§ **Your task**: For each line in the material below that holds "title", copy that line.

Input material START

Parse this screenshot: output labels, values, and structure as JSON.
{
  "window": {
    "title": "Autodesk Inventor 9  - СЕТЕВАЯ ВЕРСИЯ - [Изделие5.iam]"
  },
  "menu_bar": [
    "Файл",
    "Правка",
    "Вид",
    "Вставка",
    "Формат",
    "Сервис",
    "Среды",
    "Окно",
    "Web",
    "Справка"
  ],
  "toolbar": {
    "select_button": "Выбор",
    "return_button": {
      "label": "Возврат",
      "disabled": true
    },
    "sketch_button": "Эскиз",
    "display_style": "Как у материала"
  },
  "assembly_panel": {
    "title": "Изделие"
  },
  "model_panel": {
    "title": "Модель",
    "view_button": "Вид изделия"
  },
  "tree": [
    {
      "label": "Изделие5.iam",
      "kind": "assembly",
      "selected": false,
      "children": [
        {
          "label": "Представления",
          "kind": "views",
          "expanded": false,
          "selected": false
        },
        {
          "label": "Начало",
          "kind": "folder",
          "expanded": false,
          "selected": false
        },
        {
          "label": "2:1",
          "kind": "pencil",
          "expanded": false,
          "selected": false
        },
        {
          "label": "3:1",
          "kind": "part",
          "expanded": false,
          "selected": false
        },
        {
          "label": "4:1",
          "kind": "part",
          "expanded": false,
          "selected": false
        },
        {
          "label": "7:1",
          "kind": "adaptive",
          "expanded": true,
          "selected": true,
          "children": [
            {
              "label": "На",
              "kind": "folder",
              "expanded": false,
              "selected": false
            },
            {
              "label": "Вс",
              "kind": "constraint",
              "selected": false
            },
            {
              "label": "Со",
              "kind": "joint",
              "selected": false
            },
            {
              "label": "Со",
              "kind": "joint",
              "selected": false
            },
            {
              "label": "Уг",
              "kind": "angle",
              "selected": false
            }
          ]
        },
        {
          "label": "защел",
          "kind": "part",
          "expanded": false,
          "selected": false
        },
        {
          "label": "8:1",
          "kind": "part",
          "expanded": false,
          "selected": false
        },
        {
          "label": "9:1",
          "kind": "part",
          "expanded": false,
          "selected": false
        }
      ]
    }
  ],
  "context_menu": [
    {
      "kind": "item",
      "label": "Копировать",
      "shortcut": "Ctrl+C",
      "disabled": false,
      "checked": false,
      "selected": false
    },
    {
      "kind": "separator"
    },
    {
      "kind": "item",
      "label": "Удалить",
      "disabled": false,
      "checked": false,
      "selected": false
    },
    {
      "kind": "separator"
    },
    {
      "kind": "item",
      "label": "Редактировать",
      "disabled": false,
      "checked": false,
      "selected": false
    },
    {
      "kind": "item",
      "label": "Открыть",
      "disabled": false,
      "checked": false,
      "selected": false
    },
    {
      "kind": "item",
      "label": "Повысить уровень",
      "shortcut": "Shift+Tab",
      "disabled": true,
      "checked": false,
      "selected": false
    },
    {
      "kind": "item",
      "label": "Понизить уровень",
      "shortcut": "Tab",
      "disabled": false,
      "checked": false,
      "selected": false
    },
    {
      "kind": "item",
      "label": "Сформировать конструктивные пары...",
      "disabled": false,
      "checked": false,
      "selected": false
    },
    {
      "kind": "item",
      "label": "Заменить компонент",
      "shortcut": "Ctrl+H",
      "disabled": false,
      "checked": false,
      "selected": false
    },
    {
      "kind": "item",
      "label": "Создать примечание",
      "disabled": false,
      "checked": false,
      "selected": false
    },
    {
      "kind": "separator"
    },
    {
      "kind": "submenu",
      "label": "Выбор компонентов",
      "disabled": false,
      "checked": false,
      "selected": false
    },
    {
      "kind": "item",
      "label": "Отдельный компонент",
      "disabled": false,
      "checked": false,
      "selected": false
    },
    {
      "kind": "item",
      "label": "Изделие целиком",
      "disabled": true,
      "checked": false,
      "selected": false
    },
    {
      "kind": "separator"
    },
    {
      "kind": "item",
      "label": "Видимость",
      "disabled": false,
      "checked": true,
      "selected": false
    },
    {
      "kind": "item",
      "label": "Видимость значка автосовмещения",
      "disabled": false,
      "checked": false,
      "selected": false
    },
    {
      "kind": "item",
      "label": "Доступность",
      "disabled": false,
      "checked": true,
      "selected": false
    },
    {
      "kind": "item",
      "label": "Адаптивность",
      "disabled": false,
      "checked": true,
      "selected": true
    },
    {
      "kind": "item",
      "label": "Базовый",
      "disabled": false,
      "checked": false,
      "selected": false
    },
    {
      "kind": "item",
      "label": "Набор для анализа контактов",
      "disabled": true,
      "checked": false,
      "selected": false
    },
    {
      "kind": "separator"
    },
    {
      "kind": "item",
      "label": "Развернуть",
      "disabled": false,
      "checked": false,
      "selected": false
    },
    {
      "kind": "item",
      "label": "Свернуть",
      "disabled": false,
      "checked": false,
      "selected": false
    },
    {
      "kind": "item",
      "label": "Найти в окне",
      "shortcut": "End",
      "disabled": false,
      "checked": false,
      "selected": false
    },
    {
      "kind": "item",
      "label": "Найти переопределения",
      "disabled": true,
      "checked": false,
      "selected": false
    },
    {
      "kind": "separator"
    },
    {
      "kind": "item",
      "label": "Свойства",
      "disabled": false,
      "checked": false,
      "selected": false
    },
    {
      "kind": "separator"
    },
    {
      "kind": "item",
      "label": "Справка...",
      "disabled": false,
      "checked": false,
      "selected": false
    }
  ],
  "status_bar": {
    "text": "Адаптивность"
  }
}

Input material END

§ **Expected answer**:
    "title": "Autodesk Inventor 9  - СЕТЕВАЯ ВЕРСИЯ - [Изделие5.iam]"
    "title": "Изделие"
    "title": "Модель",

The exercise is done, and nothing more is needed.